Suddenly, Genomics: The edge of what we know, the ledge on which we stand, a conversation with Ting Wu
Tuesday, October 22, 2019 - 1:00pm to Tuesday, October 22, 2019 - 2:30pm

The availability of genetic testing as a means to provide critical information to researchers, medical professionals, and the public has become routine over the past decades. With the emergence of companies like 23andMe, individual consumers are now able to access their own genetic codes, gaining a better understanding of who they are and whether they are susceptible to genetic diseases.
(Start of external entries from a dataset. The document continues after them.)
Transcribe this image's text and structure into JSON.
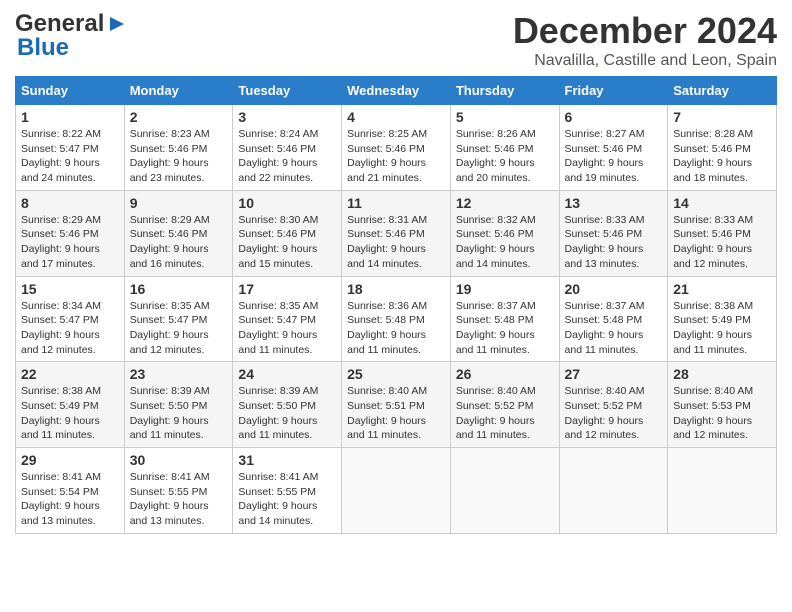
{
  "header": {
    "logo_line1": "General",
    "logo_line2": "Blue",
    "month_title": "December 2024",
    "location": "Navalilla, Castille and Leon, Spain"
  },
  "weekdays": [
    "Sunday",
    "Monday",
    "Tuesday",
    "Wednesday",
    "Thursday",
    "Friday",
    "Saturday"
  ],
  "weeks": [
    [
      {
        "day": "1",
        "text": "Sunrise: 8:22 AM\nSunset: 5:47 PM\nDaylight: 9 hours\nand 24 minutes."
      },
      {
        "day": "2",
        "text": "Sunrise: 8:23 AM\nSunset: 5:46 PM\nDaylight: 9 hours\nand 23 minutes."
      },
      {
        "day": "3",
        "text": "Sunrise: 8:24 AM\nSunset: 5:46 PM\nDaylight: 9 hours\nand 22 minutes."
      },
      {
        "day": "4",
        "text": "Sunrise: 8:25 AM\nSunset: 5:46 PM\nDaylight: 9 hours\nand 21 minutes."
      },
      {
        "day": "5",
        "text": "Sunrise: 8:26 AM\nSunset: 5:46 PM\nDaylight: 9 hours\nand 20 minutes."
      },
      {
        "day": "6",
        "text": "Sunrise: 8:27 AM\nSunset: 5:46 PM\nDaylight: 9 hours\nand 19 minutes."
      },
      {
        "day": "7",
        "text": "Sunrise: 8:28 AM\nSunset: 5:46 PM\nDaylight: 9 hours\nand 18 minutes."
      }
    ],
    [
      {
        "day": "8",
        "text": "Sunrise: 8:29 AM\nSunset: 5:46 PM\nDaylight: 9 hours\nand 17 minutes."
      },
      {
        "day": "9",
        "text": "Sunrise: 8:29 AM\nSunset: 5:46 PM\nDaylight: 9 hours\nand 16 minutes."
      },
      {
        "day": "10",
        "text": "Sunrise: 8:30 AM\nSunset: 5:46 PM\nDaylight: 9 hours\nand 15 minutes."
      },
      {
        "day": "11",
        "text": "Sunrise: 8:31 AM\nSunset: 5:46 PM\nDaylight: 9 hours\nand 14 minutes."
      },
      {
        "day": "12",
        "text": "Sunrise: 8:32 AM\nSunset: 5:46 PM\nDaylight: 9 hours\nand 14 minutes."
      },
      {
        "day": "13",
        "text": "Sunrise: 8:33 AM\nSunset: 5:46 PM\nDaylight: 9 hours\nand 13 minutes."
      },
      {
        "day": "14",
        "text": "Sunrise: 8:33 AM\nSunset: 5:46 PM\nDaylight: 9 hours\nand 12 minutes."
      }
    ],
    [
      {
        "day": "15",
        "text": "Sunrise: 8:34 AM\nSunset: 5:47 PM\nDaylight: 9 hours\nand 12 minutes."
      },
      {
        "day": "16",
        "text": "Sunrise: 8:35 AM\nSunset: 5:47 PM\nDaylight: 9 hours\nand 12 minutes."
      },
      {
        "day": "17",
        "text": "Sunrise: 8:35 AM\nSunset: 5:47 PM\nDaylight: 9 hours\nand 11 minutes."
      },
      {
        "day": "18",
        "text": "Sunrise: 8:36 AM\nSunset: 5:48 PM\nDaylight: 9 hours\nand 11 minutes."
      },
      {
        "day": "19",
        "text": "Sunrise: 8:37 AM\nSunset: 5:48 PM\nDaylight: 9 hours\nand 11 minutes."
      },
      {
        "day": "20",
        "text": "Sunrise: 8:37 AM\nSunset: 5:48 PM\nDaylight: 9 hours\nand 11 minutes."
      },
      {
        "day": "21",
        "text": "Sunrise: 8:38 AM\nSunset: 5:49 PM\nDaylight: 9 hours\nand 11 minutes."
      }
    ],
    [
      {
        "day": "22",
        "text": "Sunrise: 8:38 AM\nSunset: 5:49 PM\nDaylight: 9 hours\nand 11 minutes."
      },
      {
        "day": "23",
        "text": "Sunrise: 8:39 AM\nSunset: 5:50 PM\nDaylight: 9 hours\nand 11 minutes."
      },
      {
        "day": "24",
        "text": "Sunrise: 8:39 AM\nSunset: 5:50 PM\nDaylight: 9 hours\nand 11 minutes."
      },
      {
        "day": "25",
        "text": "Sunrise: 8:40 AM\nSunset: 5:51 PM\nDaylight: 9 hours\nand 11 minutes."
      },
      {
        "day": "26",
        "text": "Sunrise: 8:40 AM\nSunset: 5:52 PM\nDaylight: 9 hours\nand 11 minutes."
      },
      {
        "day": "27",
        "text": "Sunrise: 8:40 AM\nSunset: 5:52 PM\nDaylight: 9 hours\nand 12 minutes."
      },
      {
        "day": "28",
        "text": "Sunrise: 8:40 AM\nSunset: 5:53 PM\nDaylight: 9 hours\nand 12 minutes."
      }
    ],
    [
      {
        "day": "29",
        "text": "Sunrise: 8:41 AM\nSunset: 5:54 PM\nDaylight: 9 hours\nand 13 minutes."
      },
      {
        "day": "30",
        "text": "Sunrise: 8:41 AM\nSunset: 5:55 PM\nDaylight: 9 hours\nand 13 minutes."
      },
      {
        "day": "31",
        "text": "Sunrise: 8:41 AM\nSunset: 5:55 PM\nDaylight: 9 hours\nand 14 minutes."
      },
      null,
      null,
      null,
      null
    ]
  ]
}
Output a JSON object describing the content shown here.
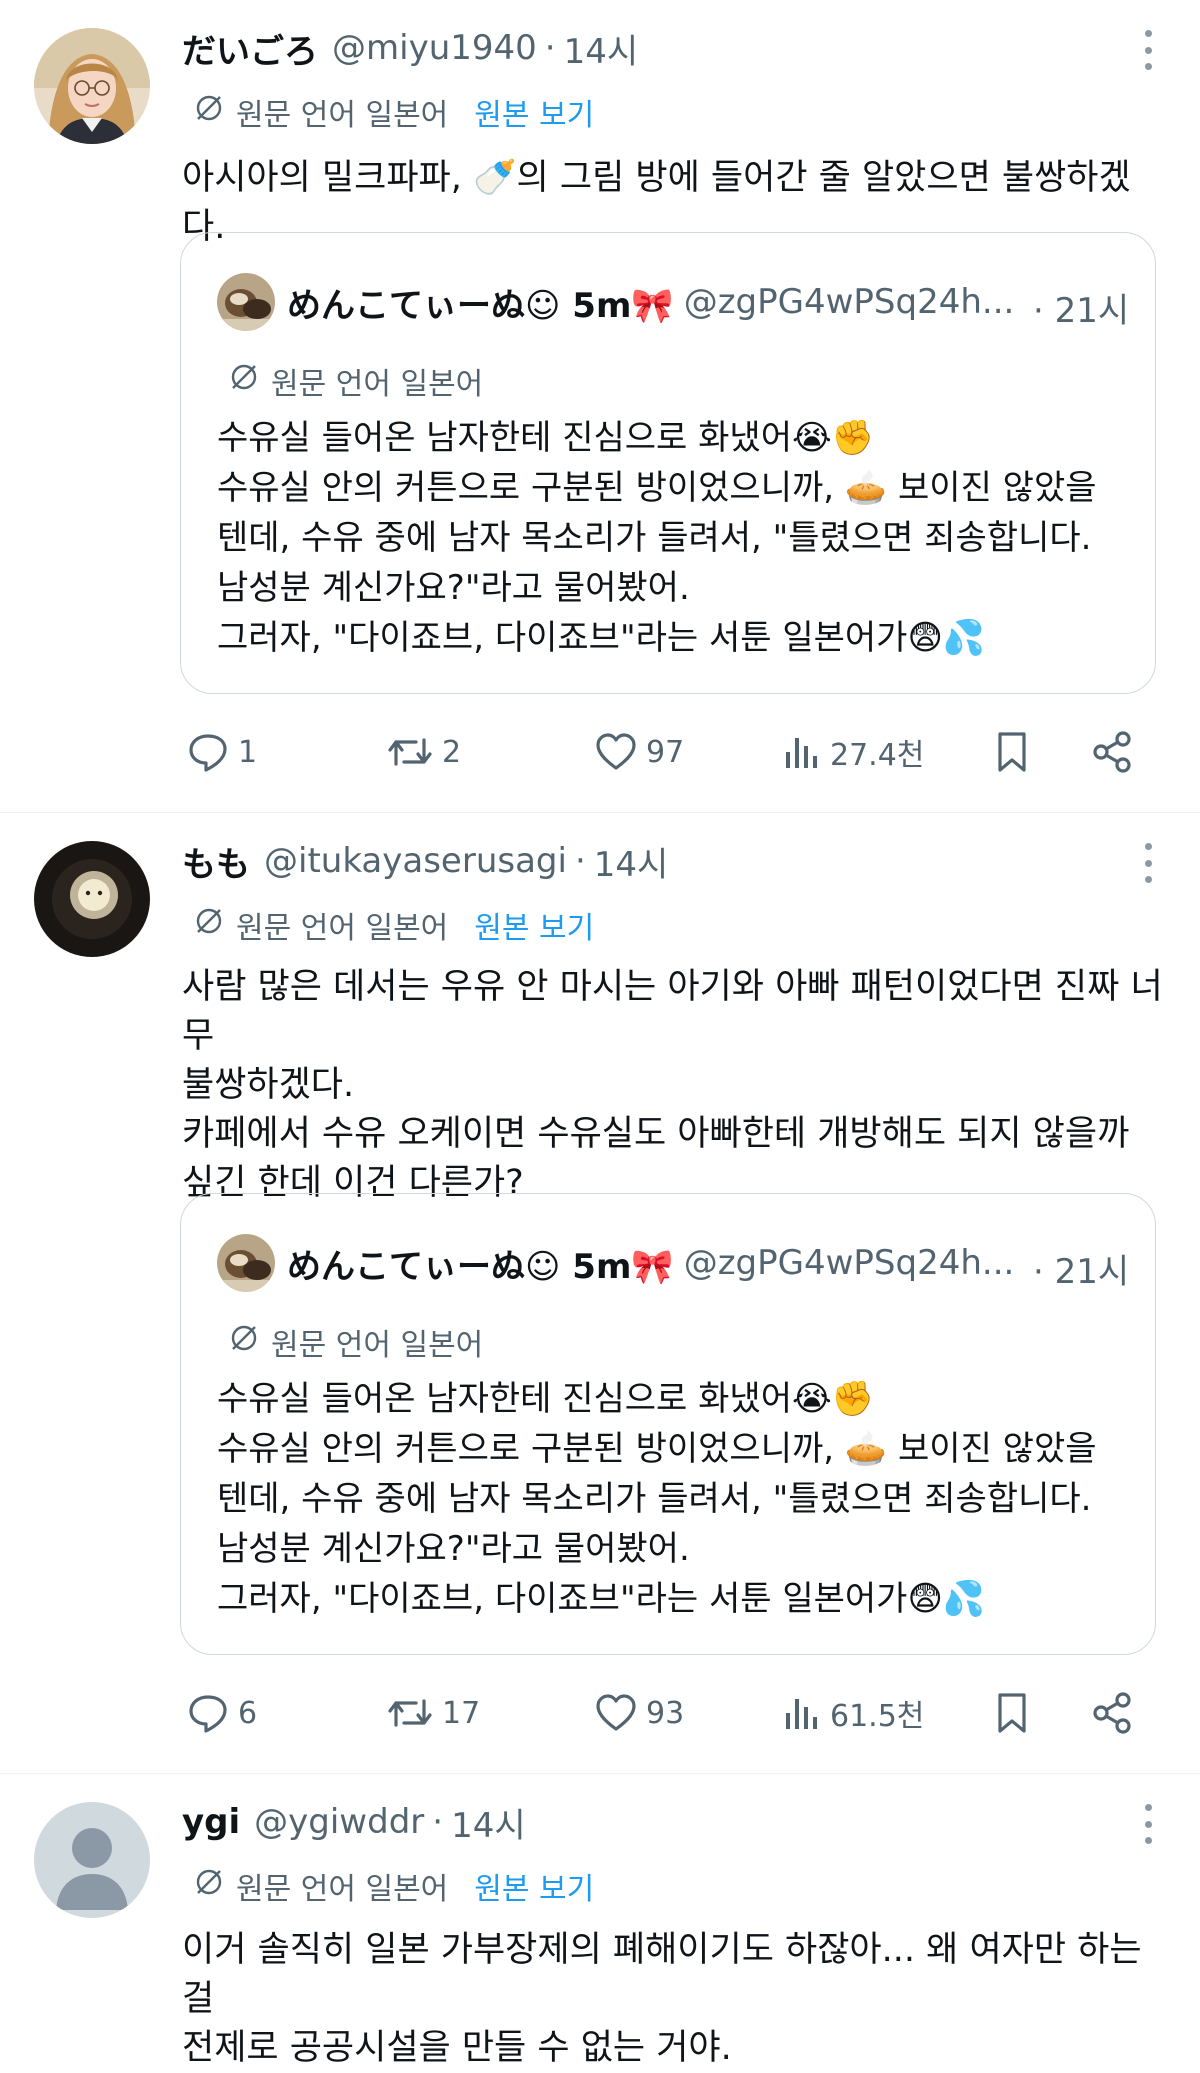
{
  "tweets": [
    {
      "name": "だいごろ",
      "handle": "@miyu1940",
      "dot": "·",
      "time": "14시",
      "translate_label": "원문 언어 일본어",
      "view_original": "원본 보기",
      "body": [
        "아시아의 밀크파파, 🍼의 그림 방에 들어간 줄 알았으면 불쌍하겠다."
      ],
      "quote": {
        "name": "めんこてぃーぬ☺︎ 5m🎀",
        "handle": "@zgPG4wPSq24h...",
        "time": "· 21시",
        "translate_label": "원문 언어 일본어",
        "body": [
          "수유실 들어온 남자한테 진심으로 화냈어😭✊",
          "수유실 안의 커튼으로 구분된 방이었으니까, 🥧 보이진 않았을",
          "텐데, 수유 중에 남자 목소리가 들려서, \"틀렸으면 죄송합니다.",
          "남성분 계신가요?\"라고 물어봤어.",
          "그러자, \"다이죠브, 다이죠브\"라는 서툰 일본어가😨💦"
        ]
      },
      "stats": {
        "replies": "1",
        "retweets": "2",
        "likes": "97",
        "views": "27.4천"
      }
    },
    {
      "name": "もも",
      "handle": "@itukayaserusagi",
      "dot": "·",
      "time": "14시",
      "translate_label": "원문 언어 일본어",
      "view_original": "원본 보기",
      "body": [
        "사람 많은 데서는 우유 안 마시는 아기와 아빠 패턴이었다면 진짜 너무",
        "불쌍하겠다.",
        "카페에서 수유 오케이면 수유실도 아빠한테 개방해도 되지 않을까",
        "싶긴 한데 이건 다른가?"
      ],
      "quote": {
        "name": "めんこてぃーぬ☺︎ 5m🎀",
        "handle": "@zgPG4wPSq24h...",
        "time": "· 21시",
        "translate_label": "원문 언어 일본어",
        "body": [
          "수유실 들어온 남자한테 진심으로 화냈어😭✊",
          "수유실 안의 커튼으로 구분된 방이었으니까, 🥧 보이진 않았을",
          "텐데, 수유 중에 남자 목소리가 들려서, \"틀렸으면 죄송합니다.",
          "남성분 계신가요?\"라고 물어봤어.",
          "그러자, \"다이죠브, 다이죠브\"라는 서툰 일본어가😨💦"
        ]
      },
      "stats": {
        "replies": "6",
        "retweets": "17",
        "likes": "93",
        "views": "61.5천"
      }
    },
    {
      "name": "ygi",
      "handle": "@ygiwddr",
      "dot": "·",
      "time": "14시",
      "translate_label": "원문 언어 일본어",
      "view_original": "원본 보기",
      "body": [
        "이거 솔직히 일본 가부장제의 폐해이기도 하잖아... 왜 여자만 하는 걸",
        "전제로 공공시설을 만들 수 없는 거야."
      ]
    }
  ],
  "colors": {
    "secondary_text": "#536471",
    "link": "#1d9bf0",
    "border": "#cfd9de",
    "divider": "#eff3f4"
  },
  "icons": [
    "translate-icon",
    "reply-icon",
    "retweet-icon",
    "like-icon",
    "views-icon",
    "bookmark-icon",
    "share-icon",
    "more-icon"
  ]
}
New technologies, such as CRISPR, meanwhile, enable scientists to edit genomes and have the potential for wide-ranging applications from human health to food production and beyond. As these technologies advance, researchers, regulators, and the public will face the task of determining how to best put them to use. Please join Dr. Ting Wu for a conversation about the potential benefits, as well as the ethical, legal, and social implications of personal genetics.

Ting Wu
Professor of Genetics at Harvard Medical School,
Director of the Consortium for Space Genetics,
Director of the Personal Genetics Education Project
When: Tuesday, October 22, 2019, 1:00-2:30pm
Where: Smith Memorial Student Union, Room 294
Light refreshments served
This event is limited to 30 participants. Please RSVP at:

About Ting Wu
Ting Wu is a Professor of Genetics at Harvard Medical School, Director of the Consortium for Space Genetics, and Director of the Personal Genetics Education Project (pgEd). She is the recipient of an NIH Director’s 2012 Pioneer Award for her laboratory’s work on genome organization, homolog pairing, and inheritance, and an NIH Director’s 2016 Transformative Research Award for work on sequence ultraconservation as a strategy for maintaining genome integrity. She is also a co-investigator on a Center of Excellence Award. As part of these efforts, her group has developed a variety of technologies, ranging from strategies that facilitate genome engineering to those that enable high-throughput screening of entire genomes using fluorescent in situ hybridization (Hi-FISH). She and her co-workers also invented the Oligopaints method for in situ visualization of DNA and RNA, including distinguishing maternal from paternal homologs using homolog-specific Oligopaints (HOPs). Most recently, her group has enabled in situ single-molecule super-resolution imaging of the genome via OligoSTORM and OligoDNA-PAINT, which reflect the combination of Oligopaints with the STORM (in collaboration with Xiaowei Zhuang) and DNA-PAINT (in collaboration with Ralf Jungmann and Peng Yin) technologies, respectively.

The Wu laboratory also houses pgEd, a nonprofit program which promotes public awareness and dialogue about genetics and genetic technologies across all communities through Congressional briefings, curricula and trainings for teachers, consultations with the film and television industry and, most recently, partnerships with communities of faith.

Wu received her B.A. from Harvard University in Biology and her Ph.D. from Harvard Medical School in Genetics. She briefly spent time at Stanford Medical School before completing her postdoctoral work at the Station for Natural Studies and Yale University. Wu was a fellow at the Massachusetts General Hospital in the Department of Molecular Biology from 1987 to 1991, then moved to Harvard Medical School’s main campus as an assistant professor, first in the Department of Anatomy and Cellular Biology and then in the Department of Genetics (1993). In 2005, she left the Department of Genetics to become a professor of pediatrics in the Division of Molecular Medicine at Boston Children’s Hospital. She returned to the Department of Genetics at Harvard Medical School as a full professor in 2007.

Dr. Wu will also be giving the 2019 Saward Lecture on Tuesday, Oct. 22, 2019 at the Newmark Theater.

Both events are sponsored by:

Kaiser Permanente: Center for Health Research